_How to complete this task_. Go through the data underneath and report how many lines hold the string "close", giving only the number.

Records from a collection:
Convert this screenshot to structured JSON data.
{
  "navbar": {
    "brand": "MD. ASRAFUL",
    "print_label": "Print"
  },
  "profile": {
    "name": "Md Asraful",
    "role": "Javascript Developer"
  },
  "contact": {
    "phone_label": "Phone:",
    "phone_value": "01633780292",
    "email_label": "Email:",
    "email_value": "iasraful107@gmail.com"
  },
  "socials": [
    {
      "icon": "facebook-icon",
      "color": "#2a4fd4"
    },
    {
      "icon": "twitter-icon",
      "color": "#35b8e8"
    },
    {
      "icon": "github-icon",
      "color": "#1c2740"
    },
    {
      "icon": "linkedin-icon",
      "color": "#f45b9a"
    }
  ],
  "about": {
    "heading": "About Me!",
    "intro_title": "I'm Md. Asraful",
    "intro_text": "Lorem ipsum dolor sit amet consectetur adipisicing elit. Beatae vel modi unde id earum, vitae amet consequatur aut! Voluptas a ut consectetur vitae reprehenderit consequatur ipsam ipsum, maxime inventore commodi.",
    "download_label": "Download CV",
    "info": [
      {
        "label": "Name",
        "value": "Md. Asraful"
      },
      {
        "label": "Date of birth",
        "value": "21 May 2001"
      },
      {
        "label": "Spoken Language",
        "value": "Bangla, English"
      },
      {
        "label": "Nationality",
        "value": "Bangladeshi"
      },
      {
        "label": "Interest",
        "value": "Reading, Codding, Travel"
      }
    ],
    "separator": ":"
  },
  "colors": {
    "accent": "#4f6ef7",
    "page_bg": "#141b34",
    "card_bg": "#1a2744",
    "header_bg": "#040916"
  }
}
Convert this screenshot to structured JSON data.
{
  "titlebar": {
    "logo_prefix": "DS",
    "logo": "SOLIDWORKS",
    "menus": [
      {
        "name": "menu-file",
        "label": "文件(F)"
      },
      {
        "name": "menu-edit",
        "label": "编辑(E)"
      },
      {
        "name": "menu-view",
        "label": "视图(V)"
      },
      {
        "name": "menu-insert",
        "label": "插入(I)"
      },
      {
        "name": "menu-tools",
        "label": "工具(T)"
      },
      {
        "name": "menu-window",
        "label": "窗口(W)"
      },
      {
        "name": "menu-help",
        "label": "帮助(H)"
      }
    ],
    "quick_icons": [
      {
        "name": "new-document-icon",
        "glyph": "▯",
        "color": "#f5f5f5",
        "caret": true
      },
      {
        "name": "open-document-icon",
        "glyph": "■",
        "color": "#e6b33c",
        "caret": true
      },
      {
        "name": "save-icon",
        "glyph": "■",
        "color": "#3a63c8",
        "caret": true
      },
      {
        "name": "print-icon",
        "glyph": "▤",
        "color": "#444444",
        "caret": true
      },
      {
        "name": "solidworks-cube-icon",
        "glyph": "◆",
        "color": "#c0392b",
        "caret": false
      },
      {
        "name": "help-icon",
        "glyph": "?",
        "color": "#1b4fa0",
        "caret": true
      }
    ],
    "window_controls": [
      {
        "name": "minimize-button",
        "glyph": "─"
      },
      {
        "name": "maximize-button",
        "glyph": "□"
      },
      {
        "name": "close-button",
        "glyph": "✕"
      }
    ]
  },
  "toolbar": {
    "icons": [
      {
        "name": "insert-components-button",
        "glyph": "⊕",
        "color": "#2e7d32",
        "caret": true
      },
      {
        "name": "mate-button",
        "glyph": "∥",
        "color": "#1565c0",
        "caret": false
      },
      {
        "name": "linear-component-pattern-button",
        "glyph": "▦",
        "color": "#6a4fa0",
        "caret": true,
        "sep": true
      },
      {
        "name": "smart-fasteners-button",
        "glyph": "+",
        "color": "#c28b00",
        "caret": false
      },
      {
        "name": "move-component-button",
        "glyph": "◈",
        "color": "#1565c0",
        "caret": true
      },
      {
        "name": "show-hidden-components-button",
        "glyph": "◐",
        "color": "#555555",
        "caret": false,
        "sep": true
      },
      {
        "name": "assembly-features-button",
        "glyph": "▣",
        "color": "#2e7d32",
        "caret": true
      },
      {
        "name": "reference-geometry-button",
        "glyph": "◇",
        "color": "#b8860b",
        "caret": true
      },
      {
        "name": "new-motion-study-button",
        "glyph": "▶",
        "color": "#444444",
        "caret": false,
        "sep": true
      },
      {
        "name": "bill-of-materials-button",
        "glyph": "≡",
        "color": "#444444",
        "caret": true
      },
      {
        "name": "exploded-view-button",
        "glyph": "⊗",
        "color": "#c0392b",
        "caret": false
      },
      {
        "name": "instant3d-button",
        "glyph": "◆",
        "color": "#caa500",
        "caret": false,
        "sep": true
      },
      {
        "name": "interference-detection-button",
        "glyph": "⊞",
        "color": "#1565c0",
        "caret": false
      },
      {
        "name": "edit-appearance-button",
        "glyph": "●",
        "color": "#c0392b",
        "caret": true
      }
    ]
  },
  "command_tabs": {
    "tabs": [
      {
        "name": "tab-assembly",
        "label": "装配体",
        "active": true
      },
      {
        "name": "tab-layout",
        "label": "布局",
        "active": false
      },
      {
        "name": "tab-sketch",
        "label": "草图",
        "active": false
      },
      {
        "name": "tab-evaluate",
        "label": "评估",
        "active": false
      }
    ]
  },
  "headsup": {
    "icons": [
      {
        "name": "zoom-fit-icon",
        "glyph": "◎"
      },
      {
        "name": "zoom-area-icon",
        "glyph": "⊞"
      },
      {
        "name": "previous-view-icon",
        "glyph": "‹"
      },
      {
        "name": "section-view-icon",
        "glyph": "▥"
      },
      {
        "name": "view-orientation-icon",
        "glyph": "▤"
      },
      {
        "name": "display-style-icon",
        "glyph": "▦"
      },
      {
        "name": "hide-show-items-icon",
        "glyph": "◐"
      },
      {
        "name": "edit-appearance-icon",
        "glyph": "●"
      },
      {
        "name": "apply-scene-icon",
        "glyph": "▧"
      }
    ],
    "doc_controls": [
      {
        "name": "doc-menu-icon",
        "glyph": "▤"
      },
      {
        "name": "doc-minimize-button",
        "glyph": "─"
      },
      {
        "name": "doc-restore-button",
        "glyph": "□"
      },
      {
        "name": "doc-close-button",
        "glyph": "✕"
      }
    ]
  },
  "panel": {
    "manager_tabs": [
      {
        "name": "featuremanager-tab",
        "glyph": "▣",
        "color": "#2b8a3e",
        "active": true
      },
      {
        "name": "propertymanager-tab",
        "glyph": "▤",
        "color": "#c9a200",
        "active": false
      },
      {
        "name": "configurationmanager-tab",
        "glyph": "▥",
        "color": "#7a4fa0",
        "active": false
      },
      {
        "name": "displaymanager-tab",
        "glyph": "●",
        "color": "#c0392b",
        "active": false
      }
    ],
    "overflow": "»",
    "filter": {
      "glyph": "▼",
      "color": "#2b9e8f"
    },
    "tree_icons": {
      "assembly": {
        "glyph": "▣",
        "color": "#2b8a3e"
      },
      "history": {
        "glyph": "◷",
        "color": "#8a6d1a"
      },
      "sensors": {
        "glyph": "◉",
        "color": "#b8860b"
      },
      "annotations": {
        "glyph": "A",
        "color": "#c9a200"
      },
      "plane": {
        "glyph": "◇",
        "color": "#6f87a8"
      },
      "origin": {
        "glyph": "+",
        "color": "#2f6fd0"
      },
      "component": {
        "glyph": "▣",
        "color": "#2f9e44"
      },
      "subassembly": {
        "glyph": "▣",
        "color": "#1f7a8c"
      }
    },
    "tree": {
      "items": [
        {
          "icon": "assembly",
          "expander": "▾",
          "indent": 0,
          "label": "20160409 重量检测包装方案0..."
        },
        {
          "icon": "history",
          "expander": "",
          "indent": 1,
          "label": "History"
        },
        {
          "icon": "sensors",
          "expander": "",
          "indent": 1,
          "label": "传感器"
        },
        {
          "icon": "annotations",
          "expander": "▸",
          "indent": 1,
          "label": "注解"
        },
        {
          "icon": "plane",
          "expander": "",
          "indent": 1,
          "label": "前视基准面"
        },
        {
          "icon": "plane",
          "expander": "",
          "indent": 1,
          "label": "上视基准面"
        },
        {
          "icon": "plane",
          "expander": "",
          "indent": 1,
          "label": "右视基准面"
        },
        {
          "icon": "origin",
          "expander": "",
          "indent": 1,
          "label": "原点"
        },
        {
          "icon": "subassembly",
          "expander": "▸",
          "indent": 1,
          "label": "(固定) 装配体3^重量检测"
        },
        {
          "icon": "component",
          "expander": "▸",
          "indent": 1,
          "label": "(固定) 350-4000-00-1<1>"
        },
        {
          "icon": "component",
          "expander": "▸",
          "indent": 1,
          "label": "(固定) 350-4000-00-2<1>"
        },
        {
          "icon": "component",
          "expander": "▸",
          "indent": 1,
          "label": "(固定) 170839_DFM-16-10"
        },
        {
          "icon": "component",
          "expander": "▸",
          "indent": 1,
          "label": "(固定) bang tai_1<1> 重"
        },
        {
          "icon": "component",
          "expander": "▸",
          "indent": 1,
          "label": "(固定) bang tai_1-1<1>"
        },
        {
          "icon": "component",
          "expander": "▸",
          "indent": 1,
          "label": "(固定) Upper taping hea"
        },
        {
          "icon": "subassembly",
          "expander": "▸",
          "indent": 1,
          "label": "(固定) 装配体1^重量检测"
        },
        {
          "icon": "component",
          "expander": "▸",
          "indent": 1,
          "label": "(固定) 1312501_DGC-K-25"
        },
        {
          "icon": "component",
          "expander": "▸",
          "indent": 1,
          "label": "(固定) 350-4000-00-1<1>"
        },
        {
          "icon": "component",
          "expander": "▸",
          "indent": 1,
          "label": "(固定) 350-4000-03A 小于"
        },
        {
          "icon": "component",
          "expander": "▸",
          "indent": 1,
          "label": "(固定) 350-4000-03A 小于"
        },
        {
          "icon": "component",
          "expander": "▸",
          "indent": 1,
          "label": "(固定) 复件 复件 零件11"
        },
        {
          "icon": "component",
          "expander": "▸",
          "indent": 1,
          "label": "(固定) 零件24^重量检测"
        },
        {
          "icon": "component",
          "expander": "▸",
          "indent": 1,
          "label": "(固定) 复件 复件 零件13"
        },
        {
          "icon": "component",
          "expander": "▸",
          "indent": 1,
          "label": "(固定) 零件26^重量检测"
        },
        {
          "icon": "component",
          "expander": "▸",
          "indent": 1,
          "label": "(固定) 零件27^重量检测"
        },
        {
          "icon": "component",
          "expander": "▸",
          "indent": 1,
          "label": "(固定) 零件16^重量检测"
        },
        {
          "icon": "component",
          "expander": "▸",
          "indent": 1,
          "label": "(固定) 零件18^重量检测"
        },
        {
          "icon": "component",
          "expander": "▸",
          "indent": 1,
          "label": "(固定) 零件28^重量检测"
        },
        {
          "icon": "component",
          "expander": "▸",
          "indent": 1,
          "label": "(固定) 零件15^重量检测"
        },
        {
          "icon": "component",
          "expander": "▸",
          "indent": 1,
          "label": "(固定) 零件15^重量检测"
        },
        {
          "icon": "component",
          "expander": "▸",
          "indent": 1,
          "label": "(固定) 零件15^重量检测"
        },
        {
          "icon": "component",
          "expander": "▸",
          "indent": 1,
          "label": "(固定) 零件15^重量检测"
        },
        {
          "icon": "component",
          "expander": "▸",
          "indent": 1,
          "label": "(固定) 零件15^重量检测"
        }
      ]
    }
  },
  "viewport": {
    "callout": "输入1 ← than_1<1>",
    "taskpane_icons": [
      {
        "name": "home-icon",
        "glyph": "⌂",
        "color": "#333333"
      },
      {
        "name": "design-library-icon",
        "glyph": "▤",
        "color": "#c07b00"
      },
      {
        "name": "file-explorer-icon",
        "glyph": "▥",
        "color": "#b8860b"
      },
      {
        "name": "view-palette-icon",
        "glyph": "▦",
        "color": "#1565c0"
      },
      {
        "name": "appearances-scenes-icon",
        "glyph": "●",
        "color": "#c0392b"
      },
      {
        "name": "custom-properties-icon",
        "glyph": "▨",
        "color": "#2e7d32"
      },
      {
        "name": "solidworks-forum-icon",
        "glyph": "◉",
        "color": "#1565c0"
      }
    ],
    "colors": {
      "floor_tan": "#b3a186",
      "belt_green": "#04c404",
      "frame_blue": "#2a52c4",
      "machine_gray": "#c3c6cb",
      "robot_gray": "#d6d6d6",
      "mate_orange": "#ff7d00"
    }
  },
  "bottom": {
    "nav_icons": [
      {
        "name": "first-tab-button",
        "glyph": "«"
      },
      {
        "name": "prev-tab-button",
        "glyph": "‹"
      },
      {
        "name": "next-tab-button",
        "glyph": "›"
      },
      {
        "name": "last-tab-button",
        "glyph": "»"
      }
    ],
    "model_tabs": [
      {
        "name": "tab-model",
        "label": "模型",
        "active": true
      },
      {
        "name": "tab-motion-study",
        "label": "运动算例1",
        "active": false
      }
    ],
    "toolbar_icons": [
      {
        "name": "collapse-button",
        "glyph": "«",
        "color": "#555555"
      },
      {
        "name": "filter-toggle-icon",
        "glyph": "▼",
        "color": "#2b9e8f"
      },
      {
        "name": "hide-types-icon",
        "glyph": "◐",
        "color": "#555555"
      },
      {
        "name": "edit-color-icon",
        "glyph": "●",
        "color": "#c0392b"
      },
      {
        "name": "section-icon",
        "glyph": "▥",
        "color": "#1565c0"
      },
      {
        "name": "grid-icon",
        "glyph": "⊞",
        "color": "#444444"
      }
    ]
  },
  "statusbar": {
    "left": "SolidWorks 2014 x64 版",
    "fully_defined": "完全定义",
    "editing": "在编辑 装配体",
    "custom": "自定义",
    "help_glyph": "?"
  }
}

_Exercise answer_. 2